Thinking CAP: CAP's manufacturer relationships manager Martin Ward scours the globe for the week's insider fleet intelligence
Over to Düsseldorf to drive not one, but two new Audis – and two very different vehicles.
The first was the new A6, which has received a few minor cosmetic changes, and you have to have really good eyes to spot them. This is unusual for Audi as it generally makes substantial changes mid-lifecycle.
The interior has also received a few minor tweaks which don’t really add up to much.
But it is the changes to some of the engines which will make a difference, especially to company car drivers.
The new engine I drove was the 2.0 TDIe, an ultra-efficient common rail diesel that has a CO2 emission figure of just 139g/km, and is capable of achieving up to 53mpg.

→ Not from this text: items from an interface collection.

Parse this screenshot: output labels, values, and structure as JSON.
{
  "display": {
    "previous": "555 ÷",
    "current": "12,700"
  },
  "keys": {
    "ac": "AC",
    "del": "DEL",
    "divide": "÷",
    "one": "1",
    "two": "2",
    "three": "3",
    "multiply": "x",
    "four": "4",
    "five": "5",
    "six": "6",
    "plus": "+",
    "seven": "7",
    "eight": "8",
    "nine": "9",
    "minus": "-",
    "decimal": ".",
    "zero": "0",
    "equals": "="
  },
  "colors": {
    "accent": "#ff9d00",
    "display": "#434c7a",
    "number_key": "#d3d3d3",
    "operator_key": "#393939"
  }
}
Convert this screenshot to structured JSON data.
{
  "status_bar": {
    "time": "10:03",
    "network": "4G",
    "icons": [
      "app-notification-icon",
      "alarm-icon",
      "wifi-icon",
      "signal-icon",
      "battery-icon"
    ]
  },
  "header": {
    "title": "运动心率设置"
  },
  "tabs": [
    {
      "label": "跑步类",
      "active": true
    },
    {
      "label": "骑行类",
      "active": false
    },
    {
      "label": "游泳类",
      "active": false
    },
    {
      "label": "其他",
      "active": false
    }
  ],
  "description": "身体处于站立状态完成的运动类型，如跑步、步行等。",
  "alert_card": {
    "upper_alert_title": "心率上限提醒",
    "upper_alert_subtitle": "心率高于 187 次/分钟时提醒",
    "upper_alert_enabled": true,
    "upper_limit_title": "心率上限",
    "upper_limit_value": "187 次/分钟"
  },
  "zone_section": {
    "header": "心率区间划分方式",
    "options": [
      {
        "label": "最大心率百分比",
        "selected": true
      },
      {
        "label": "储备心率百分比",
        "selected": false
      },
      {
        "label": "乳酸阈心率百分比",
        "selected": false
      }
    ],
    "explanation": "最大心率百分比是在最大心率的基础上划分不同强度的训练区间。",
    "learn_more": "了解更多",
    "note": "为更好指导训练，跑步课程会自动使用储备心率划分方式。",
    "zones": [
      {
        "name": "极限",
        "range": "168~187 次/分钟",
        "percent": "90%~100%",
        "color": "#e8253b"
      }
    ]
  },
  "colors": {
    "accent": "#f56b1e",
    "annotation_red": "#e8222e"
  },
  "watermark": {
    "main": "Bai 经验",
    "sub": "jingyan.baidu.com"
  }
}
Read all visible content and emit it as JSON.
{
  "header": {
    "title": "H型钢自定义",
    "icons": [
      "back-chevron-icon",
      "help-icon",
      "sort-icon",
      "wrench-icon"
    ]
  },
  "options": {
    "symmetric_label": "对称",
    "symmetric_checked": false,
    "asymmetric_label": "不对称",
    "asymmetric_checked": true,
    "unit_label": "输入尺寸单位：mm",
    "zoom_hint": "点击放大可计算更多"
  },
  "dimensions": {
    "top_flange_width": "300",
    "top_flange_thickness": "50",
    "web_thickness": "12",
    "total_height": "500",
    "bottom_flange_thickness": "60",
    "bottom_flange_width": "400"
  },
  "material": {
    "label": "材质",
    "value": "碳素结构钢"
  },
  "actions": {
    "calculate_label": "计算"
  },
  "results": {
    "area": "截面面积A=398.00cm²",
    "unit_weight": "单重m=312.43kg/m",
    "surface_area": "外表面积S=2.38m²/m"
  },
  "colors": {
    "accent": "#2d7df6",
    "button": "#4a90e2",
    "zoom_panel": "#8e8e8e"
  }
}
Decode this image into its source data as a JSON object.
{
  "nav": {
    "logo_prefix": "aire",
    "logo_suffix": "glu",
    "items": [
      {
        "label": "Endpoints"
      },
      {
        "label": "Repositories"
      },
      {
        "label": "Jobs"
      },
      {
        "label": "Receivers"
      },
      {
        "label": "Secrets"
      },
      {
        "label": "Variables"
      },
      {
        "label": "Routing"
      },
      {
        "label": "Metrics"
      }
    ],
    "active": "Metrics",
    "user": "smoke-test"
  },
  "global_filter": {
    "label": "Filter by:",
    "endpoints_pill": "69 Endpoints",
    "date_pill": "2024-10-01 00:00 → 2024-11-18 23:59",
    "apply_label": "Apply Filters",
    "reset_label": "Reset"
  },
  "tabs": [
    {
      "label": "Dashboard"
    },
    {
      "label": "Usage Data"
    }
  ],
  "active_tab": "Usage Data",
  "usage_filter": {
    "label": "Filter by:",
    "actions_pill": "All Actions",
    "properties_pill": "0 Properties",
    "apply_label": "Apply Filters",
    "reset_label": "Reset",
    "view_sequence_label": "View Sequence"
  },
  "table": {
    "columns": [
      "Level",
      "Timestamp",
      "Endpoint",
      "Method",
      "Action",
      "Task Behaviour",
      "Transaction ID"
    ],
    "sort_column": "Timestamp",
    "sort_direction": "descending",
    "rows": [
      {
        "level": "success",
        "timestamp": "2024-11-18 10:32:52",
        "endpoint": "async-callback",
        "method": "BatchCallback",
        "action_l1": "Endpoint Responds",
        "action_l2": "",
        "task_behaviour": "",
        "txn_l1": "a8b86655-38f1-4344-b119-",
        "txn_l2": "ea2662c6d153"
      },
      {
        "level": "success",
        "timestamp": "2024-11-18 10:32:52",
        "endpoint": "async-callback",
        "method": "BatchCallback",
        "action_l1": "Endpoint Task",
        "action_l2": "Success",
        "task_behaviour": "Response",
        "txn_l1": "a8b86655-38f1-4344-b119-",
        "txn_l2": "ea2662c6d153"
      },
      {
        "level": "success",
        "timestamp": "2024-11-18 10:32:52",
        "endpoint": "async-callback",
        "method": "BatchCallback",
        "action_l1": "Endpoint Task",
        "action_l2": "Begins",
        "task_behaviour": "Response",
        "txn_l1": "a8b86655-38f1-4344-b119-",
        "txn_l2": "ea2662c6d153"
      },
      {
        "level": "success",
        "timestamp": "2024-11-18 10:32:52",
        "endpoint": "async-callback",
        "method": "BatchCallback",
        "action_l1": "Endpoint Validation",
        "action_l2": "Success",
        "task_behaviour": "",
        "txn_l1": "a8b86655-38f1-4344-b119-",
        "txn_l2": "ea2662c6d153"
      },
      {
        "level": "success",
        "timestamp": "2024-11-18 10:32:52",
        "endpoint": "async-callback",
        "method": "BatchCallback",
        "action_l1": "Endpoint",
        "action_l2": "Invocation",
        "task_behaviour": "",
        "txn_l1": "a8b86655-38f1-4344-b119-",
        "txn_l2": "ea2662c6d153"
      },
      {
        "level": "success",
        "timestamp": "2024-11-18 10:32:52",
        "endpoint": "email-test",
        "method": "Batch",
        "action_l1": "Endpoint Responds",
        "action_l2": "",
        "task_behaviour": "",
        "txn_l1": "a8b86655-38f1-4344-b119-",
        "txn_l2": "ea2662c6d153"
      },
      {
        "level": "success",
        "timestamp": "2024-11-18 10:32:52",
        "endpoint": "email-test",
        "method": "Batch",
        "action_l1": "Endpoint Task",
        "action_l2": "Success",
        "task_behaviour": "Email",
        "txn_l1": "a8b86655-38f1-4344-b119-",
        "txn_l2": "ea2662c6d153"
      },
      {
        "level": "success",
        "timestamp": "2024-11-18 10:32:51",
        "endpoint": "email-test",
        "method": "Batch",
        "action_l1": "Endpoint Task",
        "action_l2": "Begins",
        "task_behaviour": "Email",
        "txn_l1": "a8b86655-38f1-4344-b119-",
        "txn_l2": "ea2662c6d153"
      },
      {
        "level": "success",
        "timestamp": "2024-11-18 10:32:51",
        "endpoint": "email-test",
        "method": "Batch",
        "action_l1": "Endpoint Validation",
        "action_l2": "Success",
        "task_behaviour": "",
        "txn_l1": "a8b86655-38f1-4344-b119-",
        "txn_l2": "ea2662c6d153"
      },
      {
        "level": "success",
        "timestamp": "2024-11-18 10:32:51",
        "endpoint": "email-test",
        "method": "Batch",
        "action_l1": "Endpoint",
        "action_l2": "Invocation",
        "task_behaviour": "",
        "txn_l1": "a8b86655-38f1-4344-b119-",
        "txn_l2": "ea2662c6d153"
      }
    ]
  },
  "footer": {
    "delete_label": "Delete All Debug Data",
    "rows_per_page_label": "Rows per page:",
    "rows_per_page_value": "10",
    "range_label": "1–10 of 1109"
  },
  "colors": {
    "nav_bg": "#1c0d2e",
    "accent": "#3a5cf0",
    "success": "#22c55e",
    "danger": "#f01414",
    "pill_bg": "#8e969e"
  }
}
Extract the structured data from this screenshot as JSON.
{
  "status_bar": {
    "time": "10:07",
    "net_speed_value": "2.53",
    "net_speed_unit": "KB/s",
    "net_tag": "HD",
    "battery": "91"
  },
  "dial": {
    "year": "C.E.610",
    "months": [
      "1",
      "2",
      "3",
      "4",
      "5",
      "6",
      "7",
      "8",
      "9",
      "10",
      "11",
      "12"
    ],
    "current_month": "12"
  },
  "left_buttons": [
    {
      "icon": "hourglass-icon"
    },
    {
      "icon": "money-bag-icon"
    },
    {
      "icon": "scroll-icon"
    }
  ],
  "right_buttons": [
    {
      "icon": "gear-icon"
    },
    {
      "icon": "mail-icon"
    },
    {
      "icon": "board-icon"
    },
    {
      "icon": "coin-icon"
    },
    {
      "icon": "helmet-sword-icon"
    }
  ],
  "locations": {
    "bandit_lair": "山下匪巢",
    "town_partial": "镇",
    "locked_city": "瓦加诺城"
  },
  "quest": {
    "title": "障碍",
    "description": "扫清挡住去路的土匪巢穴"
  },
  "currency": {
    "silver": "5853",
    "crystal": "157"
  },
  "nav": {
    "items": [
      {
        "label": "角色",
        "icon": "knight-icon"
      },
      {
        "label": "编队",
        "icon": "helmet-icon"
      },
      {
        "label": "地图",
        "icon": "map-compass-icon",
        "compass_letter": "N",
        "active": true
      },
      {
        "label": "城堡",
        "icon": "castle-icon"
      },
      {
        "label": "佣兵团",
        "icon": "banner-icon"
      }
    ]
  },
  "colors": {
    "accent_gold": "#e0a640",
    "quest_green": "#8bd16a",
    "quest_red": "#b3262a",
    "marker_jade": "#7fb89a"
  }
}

The 0-62mph figure of 10.3 seconds is not earth-shattering, and it doesn’t feel particularly quick when accelerating, but it is adequate, and it comes into its own at motorway speed cruising.
On a quiet derestricted autobahn it got up to 110mph and held it for many miles, where it was quiet and refined.
The second new Audi is the Q7 6.0-litre V12 TDI – the most powerful diesel SUV produced.
This monster produces 500bhp, takes seven people and a load of luggage, yet still manages to accelerate from 0-62mph in a staggering 5.5 seconds.
This engine has race heritage as it was developed from the three-times winner of the Le Mans 24-hour race – the R10 TDI.
Audi claims it will manage around 25mpg on the combined cycle and produces 298g/km.
It has ceramic brakes as standard, and with all that weight and power it needs them.
The price is a whopping £96,295, but with very limited supply, they will no doubt sell.
Took a Ford Mondeo Econetic Estate to Lommel on the Belgian/Dutch border, and the home of Ford’s European test facility, for a few presentations and a good look at the all-new Ka.
This new baby Ford has been conceived in conjunction with Fiat and will be built in Poland.
The Ka shares the same platform and a few other under-the-skin components with the Panda, and the brilliant 500
However, the bodywork and glass are completely different, as is the interior.
Ford has worked on suspension, brakes, handling and ride to give it the ‘Ford DNA’.
When the original Ka was launched in 1996 it only had eight direct competitors, but now there are 22.
Ford has had a bit of luck recently, with the introduction of the new Kuga, Fiesta and now the Ka – all cars that are in demand and within budgets, and relatively cheap to run.
It seems Ford can’t do anything wrong at the moment.
The new Ka is a great car that is bound to sell without any problems – it looks cute and will be priced sensibly, with a sub-120g/km petrol engine as standard.
The Mondeo I went in was fitted with the 139g/km of CO2 1.8 TDCi diesel engine that produces 125bhp.
It is so quiet and on the 1,015 mile return journey across four countries, mainly on motorways, it achieved 50.2mpg, which is a great result.
The Econetic is based on the Zetec, but does not lose any of the high level of standard equipment, except the alloy wheels.